Editors’ note:
This article, first published in print during May/June 2011, has been republished for Nonprofit Quarterly with minor updates.


MATCHES HAVE LONG BEEN A STAPLE of fundraising. From direct mail to online fundraising and public radio membership drive campaigns, matching gifts inspire supporters to give and give generously. Matches work so often that it’s simply a given in the world of fundraising: if you want to do something that will result in more money and more gifts, use a match.

Using matches to bolster the performance of fundraising campaigns was a best practice long before a 2006 study by economics professors Dean Karlan and John List published in the American Economic Review found that the mere existence of a match increased the likelihood that an individual would donate by 22 per-cent. A match not only boosted the response rate—the number of people who gave—but it brought in more cash overall for the direct mail appeal they tested. While the test was conducted in a direct mail context, the principle remains the same in the online world: matches make your donors more likely to give.

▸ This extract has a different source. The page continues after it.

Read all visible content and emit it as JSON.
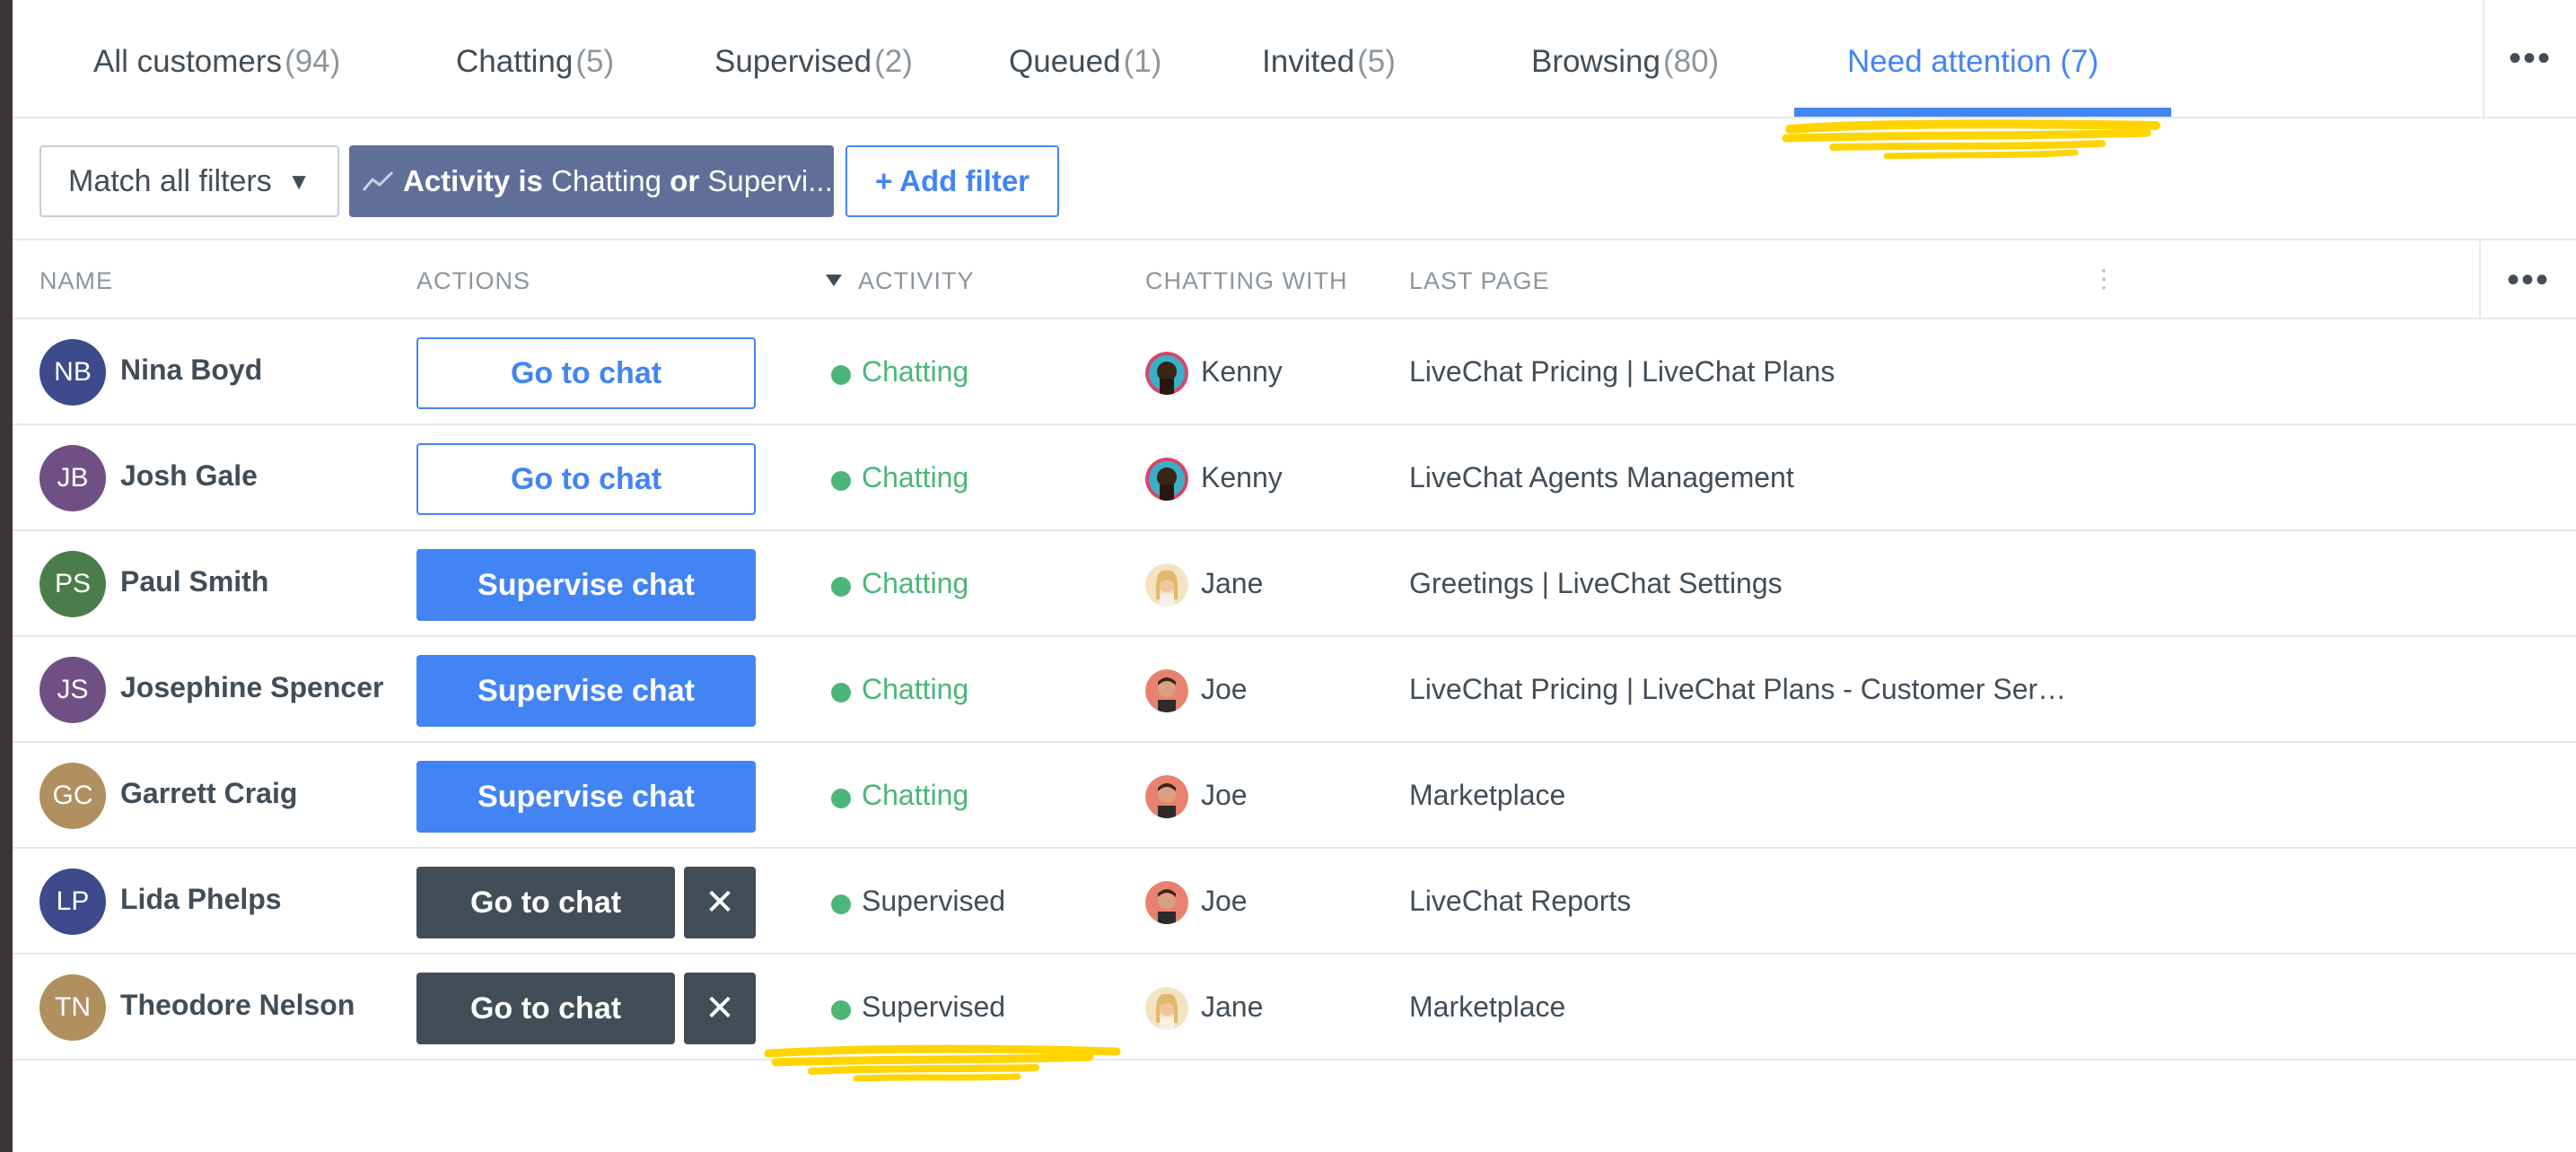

Find a Donor

So what’s stopping you from running a match campaign? The few barriers organizations perceive that prevent them from using this tactic can seem significant. Perhaps you don’t have a donor who will make a matching gift. Maybe you’re afraid of what will happen if you can’t meet the match—will you have to offer refunds to everyone who contributes toward it? Maybe you don’t know what size match works best.

The biggest of these barriers is the lack of easy access to a do-nor who will commit to making the matching gift. If you don’t already have a match lined up, you might wonder how you’ll come up with an additional $10,000, $50,000, or $100,000 gift with which to challenge your other donors.

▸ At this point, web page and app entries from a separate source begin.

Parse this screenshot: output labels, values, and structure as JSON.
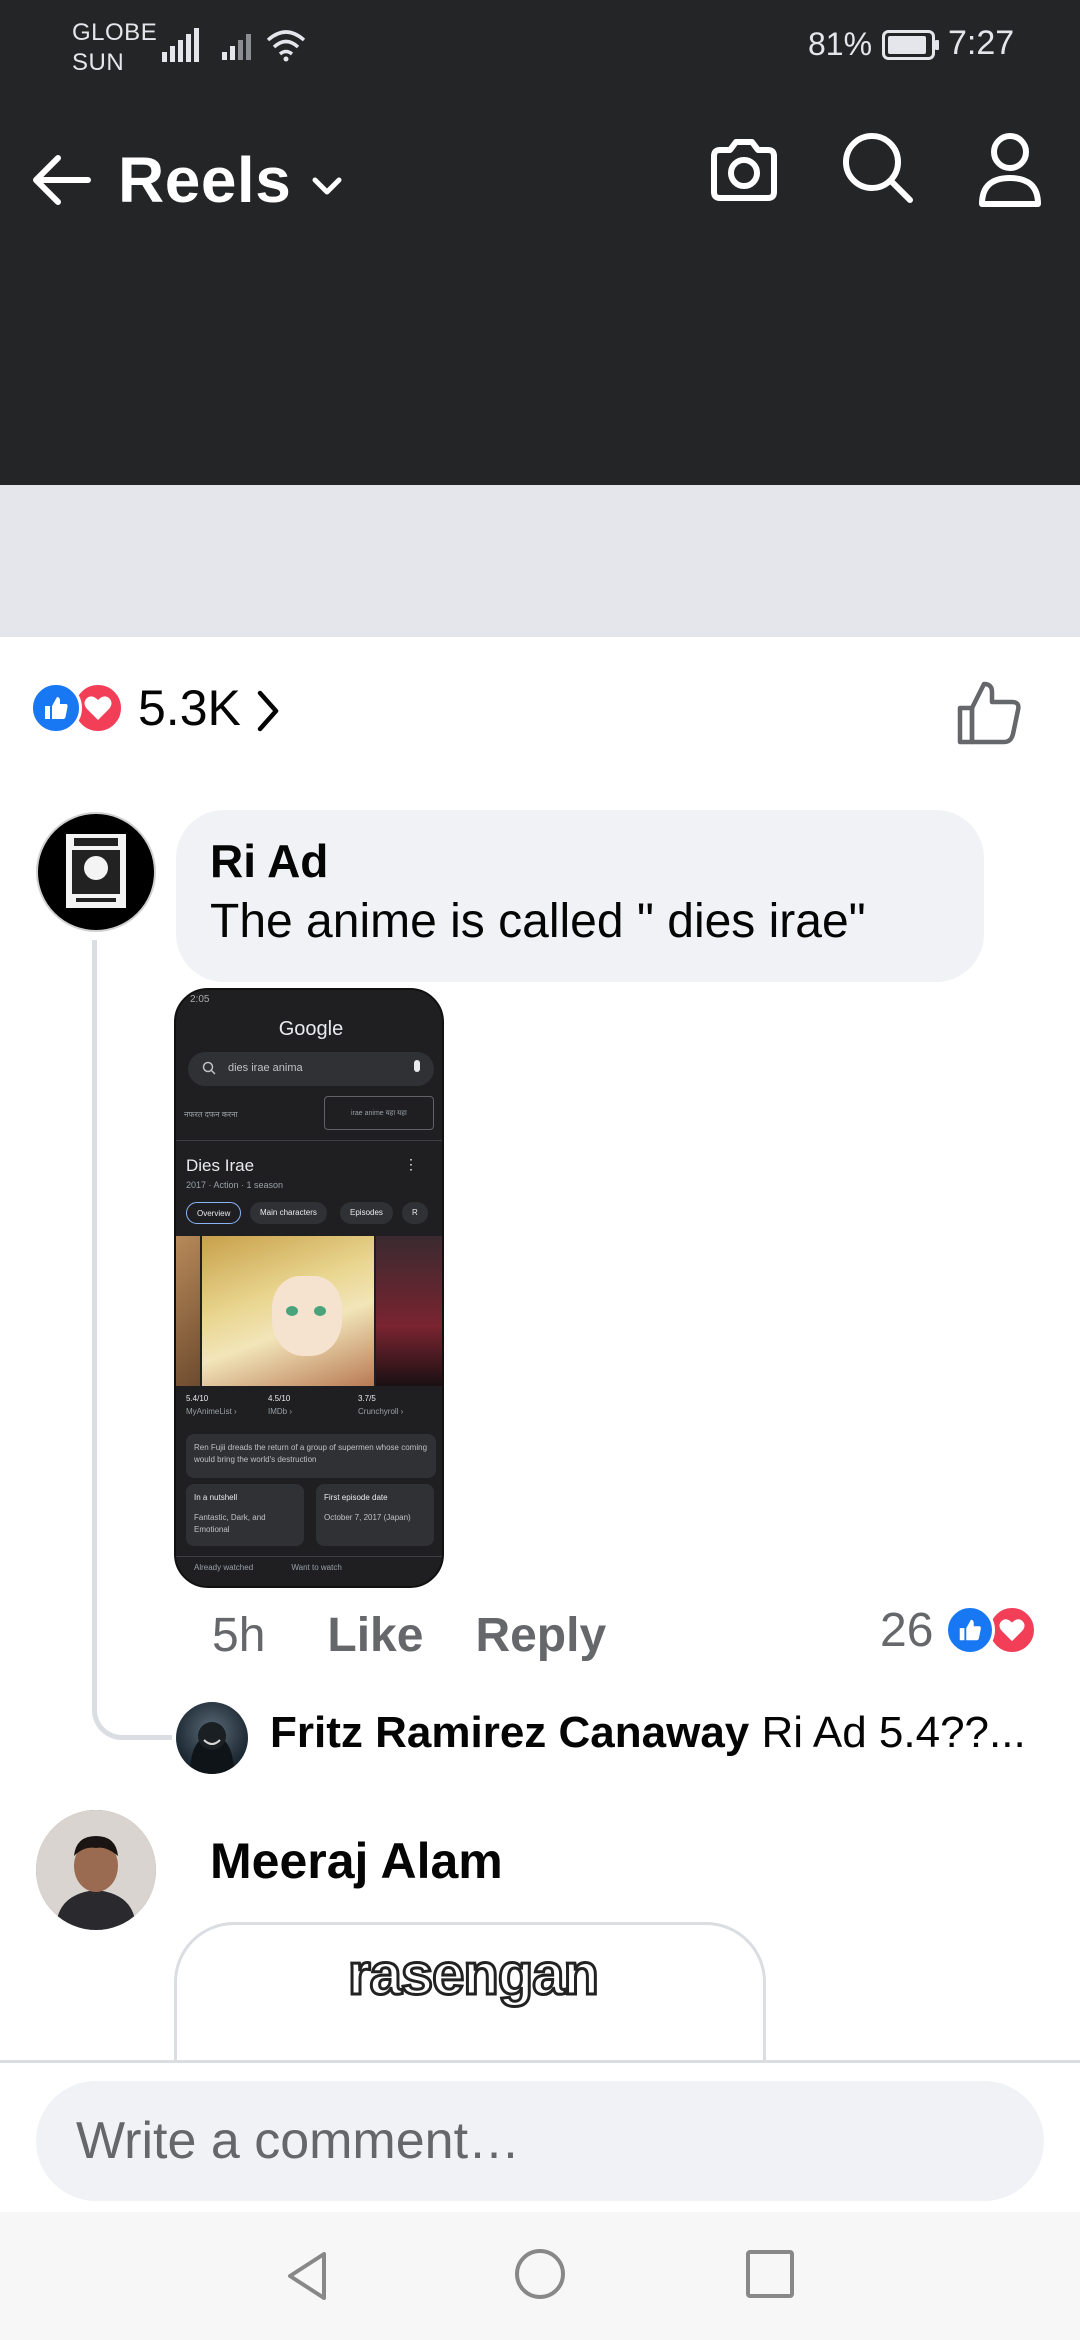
{
  "status_bar": {
    "carrier_line1": "GLOBE",
    "carrier_line2": "SUN",
    "battery": "81%",
    "time": "7:27"
  },
  "header": {
    "title": "Reels",
    "icons": [
      "back-arrow-icon",
      "chevron-down-icon",
      "camera-icon",
      "search-icon",
      "profile-icon"
    ]
  },
  "reactions": {
    "count": "5.3K",
    "types": [
      "like",
      "love"
    ]
  },
  "comments": [
    {
      "author": "Ri Ad",
      "text": "The anime is called \" dies irae\"",
      "time": "5h",
      "like_label": "Like",
      "reply_label": "Reply",
      "reaction_count": "26",
      "attachment": {
        "google": "Google",
        "query": "dies irae anima",
        "lens_query": "irae anime यहा यहा",
        "left_note": "नफरत दफन करना",
        "title": "Dies Irae",
        "subtitle": "2017 · Action · 1 season",
        "chips": [
          "Overview",
          "Main characters",
          "Episodes",
          "R"
        ],
        "ratings": [
          {
            "score": "5.4/10",
            "source": "MyAnimeList ›"
          },
          {
            "score": "4.5/10",
            "source": "IMDb ›"
          },
          {
            "score": "3.7/5",
            "source": "Crunchyroll ›"
          }
        ],
        "description": "Ren Fujii dreads the return of a group of supermen whose coming would bring the world's destruction",
        "card1_title": "In a nutshell",
        "card1_text": "Fantastic, Dark, and Emotional",
        "card2_title": "First episode date",
        "card2_text": "October 7, 2017 (Japan)",
        "bottom_left": "Already watched",
        "bottom_right": "Want to watch",
        "mini_status": "2:05"
      },
      "reply": {
        "author": "Fritz Ramirez Canaway",
        "preview": "Ri Ad 5.4??..."
      }
    },
    {
      "author": "Meeraj Alam",
      "sticker_text": "rasengan"
    }
  ],
  "composer": {
    "placeholder": "Write a comment…"
  },
  "colors": {
    "top_bar": "#242526",
    "accent_like": "#1877f2",
    "accent_love": "#f33e58",
    "bubble": "#f0f2f5",
    "secondary_text": "#65676b"
  }
}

But don’t let that stop you—if you’re not able to get a commitment for an additional gift, ask a donor who has already donated a substantial gift to your organization if you can use that gift to create a match campaign. This can be a little unnerving if you intend to proceed with a truly conditional match—the type of match that is contributed only if you meet your stated goal.

But there are a couple of ways around this. First, consider using a match that isn’t conditional—that is, your organization will receive the gift even if you don’t hit your stated goal. Many organizations have used unconditional matches to great effect.

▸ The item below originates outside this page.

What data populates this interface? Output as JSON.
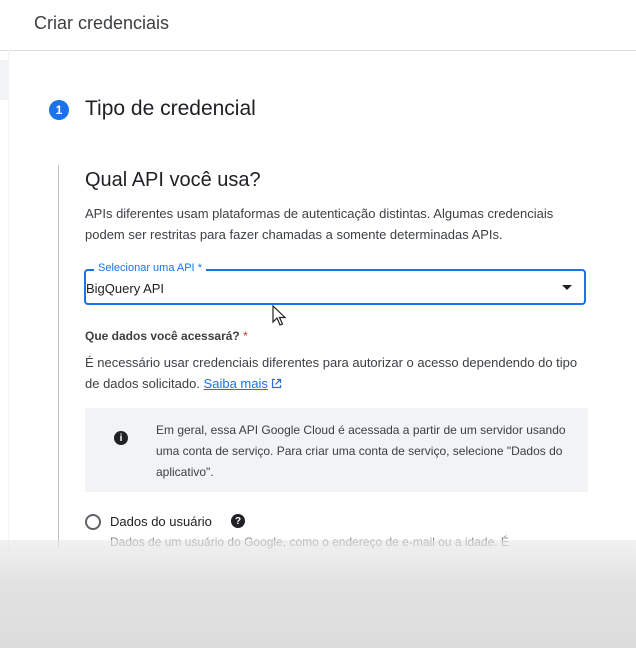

Here’s how you might speak to your constituents differently about a conditional and unconditional match:

Conditional: An anonymous donor has committed to making a gift of $100,000—but only if we can meet her match before midnight tonight. Make your tax-deductible gift now.

Unconditional: Make your tax-deductible gift before midnight tonight and your gift will be matched by an anonymous donor, dollar for dollar, up to $100,000.

A second option is to proceed with a conditional match, but stick with an amount that you’re certain you can meet. The amount of the match is less important than the presence of the match—in the Karlan and List study, there was no significant response difference between segments of the file that received letters with match amounts of $25,000, $50,000, or $100,000.

That said, you’ll want to choose an amount that you consistently hit in all your online fundraising efforts. For example, if your last three online fundraising campaigns have brought in

$25,000, $18,000, and $15,000, you’ll likely be in the clear if you go with a $10,000 goal for your match. Just make sure you use a benchmark other than your year-end fundraising campaign to set y